Big imperial stouts that are adequately hopped usually top my list of beers to cellar and see how they can age. Wake Up Dead is a beer that I've had on many instances, with each time being under different circumstances. The very first time I had it was during the brewer's reception after working a long, hot summer festival and the Left Hand rep opened a bottle. The second time was during the winter and I had it on draft. Between those two times, and every other time since, it has produced a variety of different flavors and my palate has received it differently each time. It's one of those beers that I put up with the argument that the taste of a beer is determined by your mood, the temperature, what beers you've had before it, and a bunch of other criteria. Now it is time to see what 2 years can do to it.

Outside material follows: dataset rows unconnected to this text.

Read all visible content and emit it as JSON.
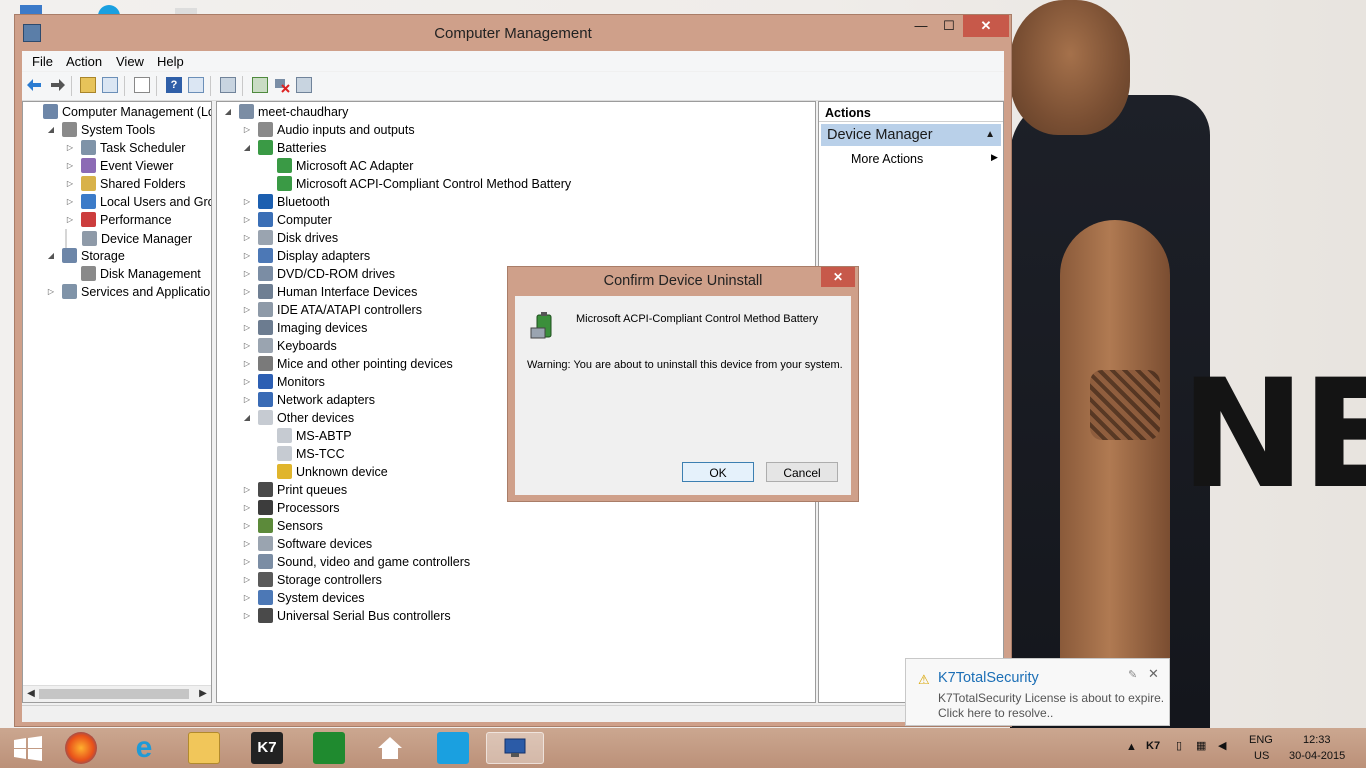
{
  "window": {
    "title": "Computer Management"
  },
  "menu": [
    "File",
    "Action",
    "View",
    "Help"
  ],
  "left_tree": [
    {
      "label": "Computer Management (Local",
      "expander": "",
      "indent": 0
    },
    {
      "label": "System Tools",
      "expander": "◢",
      "indent": 1
    },
    {
      "label": "Task Scheduler",
      "expander": "▷",
      "indent": 2
    },
    {
      "label": "Event Viewer",
      "expander": "▷",
      "indent": 2
    },
    {
      "label": "Shared Folders",
      "expander": "▷",
      "indent": 2
    },
    {
      "label": "Local Users and Groups",
      "expander": "▷",
      "indent": 2
    },
    {
      "label": "Performance",
      "expander": "▷",
      "indent": 2
    },
    {
      "label": "Device Manager",
      "expander": "",
      "indent": 2,
      "selected": true
    },
    {
      "label": "Storage",
      "expander": "◢",
      "indent": 1
    },
    {
      "label": "Disk Management",
      "expander": "",
      "indent": 2
    },
    {
      "label": "Services and Applications",
      "expander": "▷",
      "indent": 1
    }
  ],
  "device_tree": [
    {
      "label": "meet-chaudhary",
      "expander": "◢",
      "indent": 0
    },
    {
      "label": "Audio inputs and outputs",
      "expander": "▷",
      "indent": 1
    },
    {
      "label": "Batteries",
      "expander": "◢",
      "indent": 1
    },
    {
      "label": "Microsoft AC Adapter",
      "expander": "",
      "indent": 2
    },
    {
      "label": "Microsoft ACPI-Compliant Control Method Battery",
      "expander": "",
      "indent": 2
    },
    {
      "label": "Bluetooth",
      "expander": "▷",
      "indent": 1
    },
    {
      "label": "Computer",
      "expander": "▷",
      "indent": 1
    },
    {
      "label": "Disk drives",
      "expander": "▷",
      "indent": 1
    },
    {
      "label": "Display adapters",
      "expander": "▷",
      "indent": 1
    },
    {
      "label": "DVD/CD-ROM drives",
      "expander": "▷",
      "indent": 1
    },
    {
      "label": "Human Interface Devices",
      "expander": "▷",
      "indent": 1
    },
    {
      "label": "IDE ATA/ATAPI controllers",
      "expander": "▷",
      "indent": 1
    },
    {
      "label": "Imaging devices",
      "expander": "▷",
      "indent": 1
    },
    {
      "label": "Keyboards",
      "expander": "▷",
      "indent": 1
    },
    {
      "label": "Mice and other pointing devices",
      "expander": "▷",
      "indent": 1
    },
    {
      "label": "Monitors",
      "expander": "▷",
      "indent": 1
    },
    {
      "label": "Network adapters",
      "expander": "▷",
      "indent": 1
    },
    {
      "label": "Other devices",
      "expander": "◢",
      "indent": 1
    },
    {
      "label": "MS-ABTP",
      "expander": "",
      "indent": 2
    },
    {
      "label": "MS-TCC",
      "expander": "",
      "indent": 2
    },
    {
      "label": "Unknown device",
      "expander": "",
      "indent": 2
    },
    {
      "label": "Print queues",
      "expander": "▷",
      "indent": 1
    },
    {
      "label": "Processors",
      "expander": "▷",
      "indent": 1
    },
    {
      "label": "Sensors",
      "expander": "▷",
      "indent": 1
    },
    {
      "label": "Software devices",
      "expander": "▷",
      "indent": 1
    },
    {
      "label": "Sound, video and game controllers",
      "expander": "▷",
      "indent": 1
    },
    {
      "label": "Storage controllers",
      "expander": "▷",
      "indent": 1
    },
    {
      "label": "System devices",
      "expander": "▷",
      "indent": 1
    },
    {
      "label": "Universal Serial Bus controllers",
      "expander": "▷",
      "indent": 1
    }
  ],
  "actions": {
    "header": "Actions",
    "section": "Device Manager",
    "more": "More Actions"
  },
  "dialog": {
    "title": "Confirm Device Uninstall",
    "device": "Microsoft ACPI-Compliant Control Method Battery",
    "warning": "Warning: You are about to uninstall this device from your system.",
    "ok": "OK",
    "cancel": "Cancel"
  },
  "toast": {
    "title": "K7TotalSecurity",
    "line1": "K7TotalSecurity License is about to expire.",
    "line2": "Click here to resolve.."
  },
  "taskbar": {
    "lang": "ENG",
    "region": "US",
    "time": "12:33",
    "date": "30-04-2015",
    "k7_label": "K7"
  },
  "colors": {
    "window_frame": "#cfa08a",
    "close_red": "#c7594a",
    "selection_blue": "#b9d0e9"
  }
}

I've heard this beer has little to no head, but this one has produced decent carbonation and contrary to the name, has a fair amount of life to it.

The chocolate and coffee aromas in this beer have grown. The hops that are present when fresh have subsided a bit and some toffee and leather have come forth a tad as well. Malts dominate with a nod to the roasted side of things.

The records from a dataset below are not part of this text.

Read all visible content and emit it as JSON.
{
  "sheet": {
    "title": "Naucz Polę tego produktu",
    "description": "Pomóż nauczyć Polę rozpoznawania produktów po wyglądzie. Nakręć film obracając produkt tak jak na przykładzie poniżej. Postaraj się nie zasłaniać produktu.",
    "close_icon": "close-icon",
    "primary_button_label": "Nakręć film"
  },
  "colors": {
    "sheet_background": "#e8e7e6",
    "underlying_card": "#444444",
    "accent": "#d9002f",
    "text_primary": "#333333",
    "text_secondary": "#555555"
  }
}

Cocoa, faint vanilla, and a sweet bread crust hits you right away. The remains of the hops hit you mid taste, but it's very brief. Coffee and roasted caramel bring up the rear. The flavor hangs more on the dry, robust cocoa/coffee/roasted malt than anything and there is little to no dark fruit that you might expect in an imperial stout. There is a slight nuttiness that you can pick up every now and then, usually after agitation.

It's thick, malty and good. Almost syrup-like. It's a full bodied stout that is smooth and rich the whole way. It's aged nicely and has become a great dessert beer. There isn't much of a cinnamon or nutmeg quality that I've experienced before, but I'm not complaining. This one is good and does well over time. At this point, I might even say that I prefer this beer with some time on it.

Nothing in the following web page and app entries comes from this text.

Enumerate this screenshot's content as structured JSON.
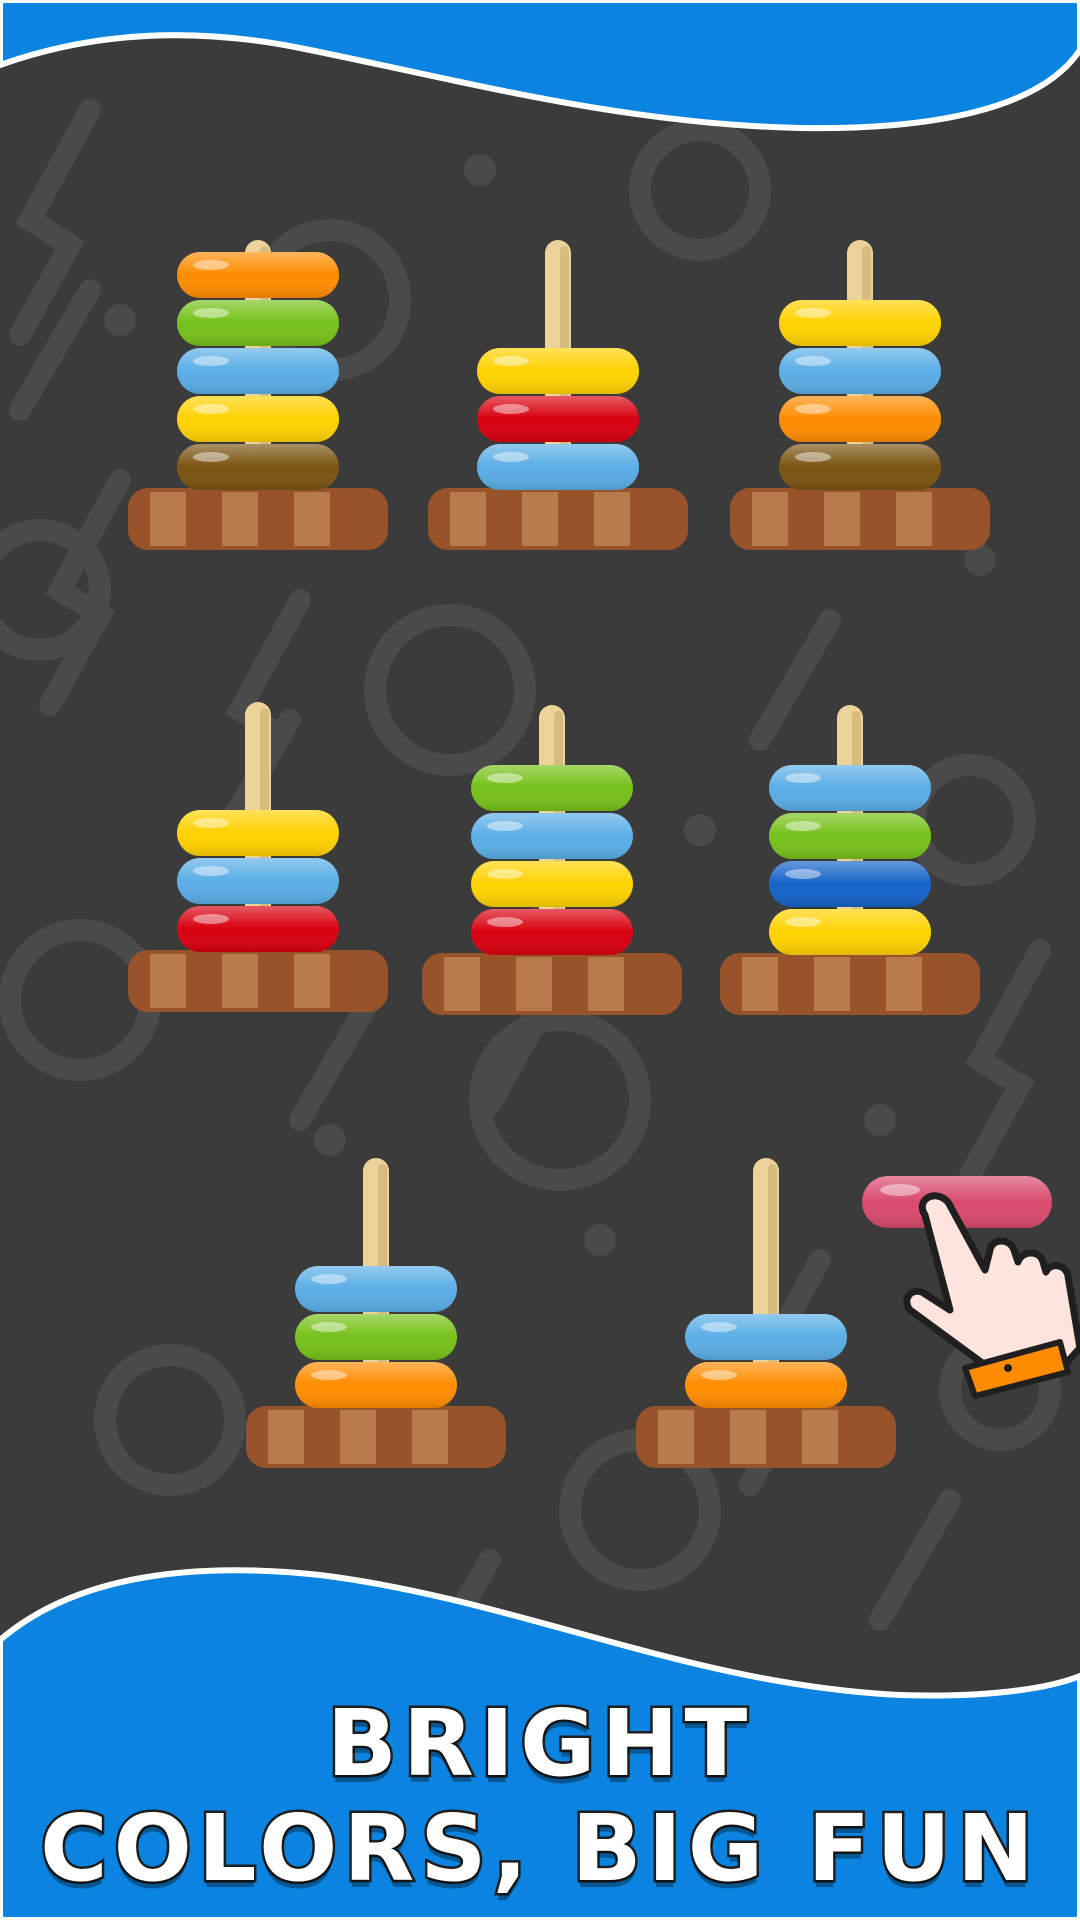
{
  "caption": {
    "line1": "BRIGHT",
    "line2": "COLORS, BIG FUN"
  },
  "colors": {
    "background": "#3b3b3b",
    "pattern": "#4a4a4a",
    "banner": "#0a84e0",
    "wave_border": "#ffffff",
    "peg": "#ecd39a",
    "peg_shade": "#d8bc7e",
    "base_dark": "#98532a",
    "base_light": "#b77a4b",
    "rings": {
      "orange": "#ff8c00",
      "green": "#76c11a",
      "light-blue": "#5aaee6",
      "yellow": "#ffd200",
      "brown": "#7a5412",
      "red": "#d9000f",
      "blue": "#1463c8",
      "pink": "#d94a6e"
    }
  },
  "towers": [
    {
      "name": "tower-1",
      "rings_bottom_to_top": [
        "brown",
        "yellow",
        "light-blue",
        "green",
        "orange"
      ]
    },
    {
      "name": "tower-2",
      "rings_bottom_to_top": [
        "light-blue",
        "red",
        "yellow"
      ]
    },
    {
      "name": "tower-3",
      "rings_bottom_to_top": [
        "brown",
        "orange",
        "light-blue",
        "yellow"
      ]
    },
    {
      "name": "tower-4",
      "rings_bottom_to_top": [
        "red",
        "light-blue",
        "yellow"
      ]
    },
    {
      "name": "tower-5",
      "rings_bottom_to_top": [
        "red",
        "yellow",
        "light-blue",
        "green"
      ]
    },
    {
      "name": "tower-6",
      "rings_bottom_to_top": [
        "yellow",
        "blue",
        "green",
        "light-blue"
      ]
    },
    {
      "name": "tower-7",
      "rings_bottom_to_top": [
        "orange",
        "green",
        "light-blue"
      ]
    },
    {
      "name": "tower-8",
      "rings_bottom_to_top": [
        "orange",
        "light-blue"
      ]
    }
  ],
  "held_ring": {
    "color": "pink"
  },
  "icons": {
    "hand": "pointing-hand-icon"
  }
}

Our CELLARED series aims to explore the world of aging beer and sharing the effects of time in the bottle. Bottles have been kept away from light and at temperatures between 44-60 degrees. Individual experiences may vary depending on storage environments.

Posted on June 27, 2014 .